CHRIS Moncrieff, in the latest instalment of his diatribe against the Liberal Democrats, now attacks David Laws for criticising George Osborne’s economic policies (The Yorkshire Post, January 1).
Moncrieff attacks Laws because of his “expenses scandal” involvement but without pointing out that his actions brought him a lower amount of expenses than if he had claimed legitimately. Of course Laws should not have broken the rules, and certainly his desire to avoid drawing attention to his gay partner was – as was subsequently shown –unnecessary, but at least his wrong doing was unique in costing him money.
I do not mind Chris Moncrieff becoming a grumpy old man but his grumpiness should at least be evenhanded.
Sir Bernard’s shallow rant
From: Dr JB Davis, Harpenden, Hertfordshire.
YOUR December 24 issue carried two items on the serious impact of climate change, which is leading to damaging temperature rise and effects on sea level and acidity, and on local foods (for info the rhubarb and mussels items).
Also you headline the job-creating importance of the upcoming CCS technology which will allow us to have coal-fired power stations free of CO2 emissions.
And yet Sir Bernard Ingham, strong on rant and sarcasm but apparently weak on science, is dismissive of the UN’s attempts to control these damaging emissions for the sake of future generations. His misleading use of the infamous “18-year” statistic is indicative of the shallowness of his arguments: it’s amazing what you can – apparently – demonstrate by careful selection of statistics while in this case ignoring the effect of ocean currents. In this case the impact of the “El Nino” Pacific Ocean current.
Instead of uninformed naysayers, we need global cooperation to head of what could be a major problem for humanity – and the longer we leave it, the worse the likely eventual problem.
Cruel to be kind in A&E
From: Bob Swallow, Townhead Avenue, Settle.
I READ with interest Peter Hyde’s letter (The Yorkshire Post, December 29). He appears to make a very sensible suggestion, namely to ensure that those who get legless and as a result clog up A&E departments nationwide should pay for their transportation and recuperation.
I would go a stage further advocating a £500 fine for a first offence, £1,000 for a second and a week behind bars for any subsequent lapse, the fines to be split between the relevant police authority and the hospital involved.
Lets face it, this is not just a matter of some poor soul clearing up the vomit. It is a major problem for the future when these same individuals return to A&E in years to come with acute kidney and other organ failures. The problem needs tackling now.
Sometimes you have to be cruel to be kind. This, I suggest, is a case in point.

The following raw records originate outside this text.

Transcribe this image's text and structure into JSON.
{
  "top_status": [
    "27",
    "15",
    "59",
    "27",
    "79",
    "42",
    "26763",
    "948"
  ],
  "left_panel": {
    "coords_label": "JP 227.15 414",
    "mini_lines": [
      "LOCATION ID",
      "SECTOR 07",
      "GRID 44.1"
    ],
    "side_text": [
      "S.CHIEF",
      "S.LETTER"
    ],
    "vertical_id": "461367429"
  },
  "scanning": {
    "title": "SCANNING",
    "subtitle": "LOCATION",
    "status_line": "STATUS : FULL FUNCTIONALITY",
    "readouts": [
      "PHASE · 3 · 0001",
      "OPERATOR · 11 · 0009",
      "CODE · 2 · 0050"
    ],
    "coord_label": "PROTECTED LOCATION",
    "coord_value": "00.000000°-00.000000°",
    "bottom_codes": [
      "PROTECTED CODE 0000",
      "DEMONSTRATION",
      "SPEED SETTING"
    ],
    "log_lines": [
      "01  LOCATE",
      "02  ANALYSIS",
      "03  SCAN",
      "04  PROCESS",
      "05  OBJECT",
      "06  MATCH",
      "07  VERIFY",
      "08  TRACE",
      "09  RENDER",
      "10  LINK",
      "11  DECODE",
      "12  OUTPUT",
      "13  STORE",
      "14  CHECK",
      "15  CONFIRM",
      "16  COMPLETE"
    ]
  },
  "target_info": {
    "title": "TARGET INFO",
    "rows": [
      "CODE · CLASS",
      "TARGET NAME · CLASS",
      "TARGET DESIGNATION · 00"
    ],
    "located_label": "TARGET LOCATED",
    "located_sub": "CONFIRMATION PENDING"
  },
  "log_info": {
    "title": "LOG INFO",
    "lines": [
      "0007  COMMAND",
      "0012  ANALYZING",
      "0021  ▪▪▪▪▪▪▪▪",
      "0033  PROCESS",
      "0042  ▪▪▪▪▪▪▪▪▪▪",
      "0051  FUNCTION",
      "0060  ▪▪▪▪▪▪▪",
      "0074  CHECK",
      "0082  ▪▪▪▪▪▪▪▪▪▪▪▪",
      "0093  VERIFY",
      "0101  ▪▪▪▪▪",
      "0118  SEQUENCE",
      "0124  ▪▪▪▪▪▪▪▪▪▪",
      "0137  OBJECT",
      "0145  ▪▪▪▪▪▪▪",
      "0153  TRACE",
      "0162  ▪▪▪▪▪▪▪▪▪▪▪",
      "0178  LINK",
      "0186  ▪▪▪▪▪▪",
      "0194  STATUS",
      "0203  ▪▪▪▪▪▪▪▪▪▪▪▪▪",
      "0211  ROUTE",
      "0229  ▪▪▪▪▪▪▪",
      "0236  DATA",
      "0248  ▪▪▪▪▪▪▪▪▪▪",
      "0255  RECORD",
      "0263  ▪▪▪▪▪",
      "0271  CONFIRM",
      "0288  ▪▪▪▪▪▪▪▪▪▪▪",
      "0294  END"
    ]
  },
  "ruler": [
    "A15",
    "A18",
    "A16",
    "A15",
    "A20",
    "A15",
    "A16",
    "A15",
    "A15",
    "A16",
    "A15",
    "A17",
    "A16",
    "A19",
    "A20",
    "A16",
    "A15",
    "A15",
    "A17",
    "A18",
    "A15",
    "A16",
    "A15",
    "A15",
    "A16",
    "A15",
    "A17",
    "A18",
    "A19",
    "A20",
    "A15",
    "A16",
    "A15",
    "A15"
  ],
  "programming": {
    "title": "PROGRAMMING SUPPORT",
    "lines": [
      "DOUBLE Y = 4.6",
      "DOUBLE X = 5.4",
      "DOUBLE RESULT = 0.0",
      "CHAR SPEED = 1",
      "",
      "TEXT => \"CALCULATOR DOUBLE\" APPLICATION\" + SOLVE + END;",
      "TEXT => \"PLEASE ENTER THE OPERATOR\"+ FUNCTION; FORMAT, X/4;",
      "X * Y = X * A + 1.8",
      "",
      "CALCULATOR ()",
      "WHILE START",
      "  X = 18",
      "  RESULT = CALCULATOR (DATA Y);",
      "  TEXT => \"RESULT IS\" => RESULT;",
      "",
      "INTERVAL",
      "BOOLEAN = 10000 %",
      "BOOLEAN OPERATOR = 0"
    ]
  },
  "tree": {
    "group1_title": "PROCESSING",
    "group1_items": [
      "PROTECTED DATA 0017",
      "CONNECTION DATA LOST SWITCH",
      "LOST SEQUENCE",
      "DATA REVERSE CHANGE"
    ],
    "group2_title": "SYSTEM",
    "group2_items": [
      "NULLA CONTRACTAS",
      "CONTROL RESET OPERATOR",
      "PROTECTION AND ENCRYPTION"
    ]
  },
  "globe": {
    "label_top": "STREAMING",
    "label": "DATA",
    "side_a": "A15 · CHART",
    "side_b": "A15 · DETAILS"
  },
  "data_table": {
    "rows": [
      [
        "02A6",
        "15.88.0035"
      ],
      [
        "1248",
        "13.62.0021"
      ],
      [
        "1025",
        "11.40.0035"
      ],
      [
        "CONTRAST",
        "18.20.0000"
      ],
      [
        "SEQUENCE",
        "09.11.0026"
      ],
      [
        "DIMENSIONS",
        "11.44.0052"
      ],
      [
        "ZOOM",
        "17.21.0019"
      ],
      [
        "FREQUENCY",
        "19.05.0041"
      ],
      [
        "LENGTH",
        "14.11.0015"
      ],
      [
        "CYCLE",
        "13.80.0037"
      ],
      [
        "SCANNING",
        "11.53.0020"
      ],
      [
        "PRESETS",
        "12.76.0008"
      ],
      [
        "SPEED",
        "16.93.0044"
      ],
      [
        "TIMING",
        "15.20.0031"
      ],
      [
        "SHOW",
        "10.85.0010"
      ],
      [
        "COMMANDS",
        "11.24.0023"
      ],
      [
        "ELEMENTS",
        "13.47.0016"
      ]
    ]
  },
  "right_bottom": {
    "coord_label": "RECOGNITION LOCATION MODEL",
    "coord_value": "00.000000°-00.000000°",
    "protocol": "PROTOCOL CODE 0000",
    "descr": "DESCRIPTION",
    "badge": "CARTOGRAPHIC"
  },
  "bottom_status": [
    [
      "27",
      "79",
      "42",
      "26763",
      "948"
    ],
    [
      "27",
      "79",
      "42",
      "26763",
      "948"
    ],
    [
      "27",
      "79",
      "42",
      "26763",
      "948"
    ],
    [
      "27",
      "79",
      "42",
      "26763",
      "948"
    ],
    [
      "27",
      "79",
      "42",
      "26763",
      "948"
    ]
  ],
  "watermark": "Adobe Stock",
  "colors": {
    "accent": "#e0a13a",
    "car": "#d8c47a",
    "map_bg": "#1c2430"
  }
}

We can all help homeless
From: Fiona Lemmon, Maltby, Rotherham.
I REFER to John Street’s letter (The Yorkshire Post, January 2) wherein he states that he feels there is nothing he can do to change things for homeless people. There is much we can all do in our own small way. Volunteering and/or buying merchandise in a Shelter charity shop is an opportunity to raise valuable funds for a national cause.
Local libraries, churches and the internet are valuable sources of information about local projects for the homeless. The long-running Archer Project at Sheffield Cathedral does great work for the homeless including its current Rucksack Project.
By purchasing The Big Issue, which I understand is the largest social enterprise in the UK, we can support the homeless. John was obviously very moved by the picture to which he refers so I hope my comments will spur him and other similarly affected readers on to finding an appropriate opportunity to make a positive contribution to homeless services.
Euthanasia and its costs
From: Chris Schorah, Leeds.
BECAUSE none of the problems of assisted suicide are addressed by Jayne Dowle’s rather one-sided article (The Yorkshire Post, January 1), one is tempted to respond with some of the difficulties and dangers.
However, I fear that the case against euthanasia is already being overwhelmed by propaganda and emotion. This is not because the arguments against are insubstantial but because the dominant philosophy of the age prevents them being heard.
We live in a culture where the individual is god and our freedoms, sexual passions and personal choices are to be championed over those of society as a whole, whatever the long term cost. It’s an attitude that is at very heart of original sin and the licence it encourages may well destroy us.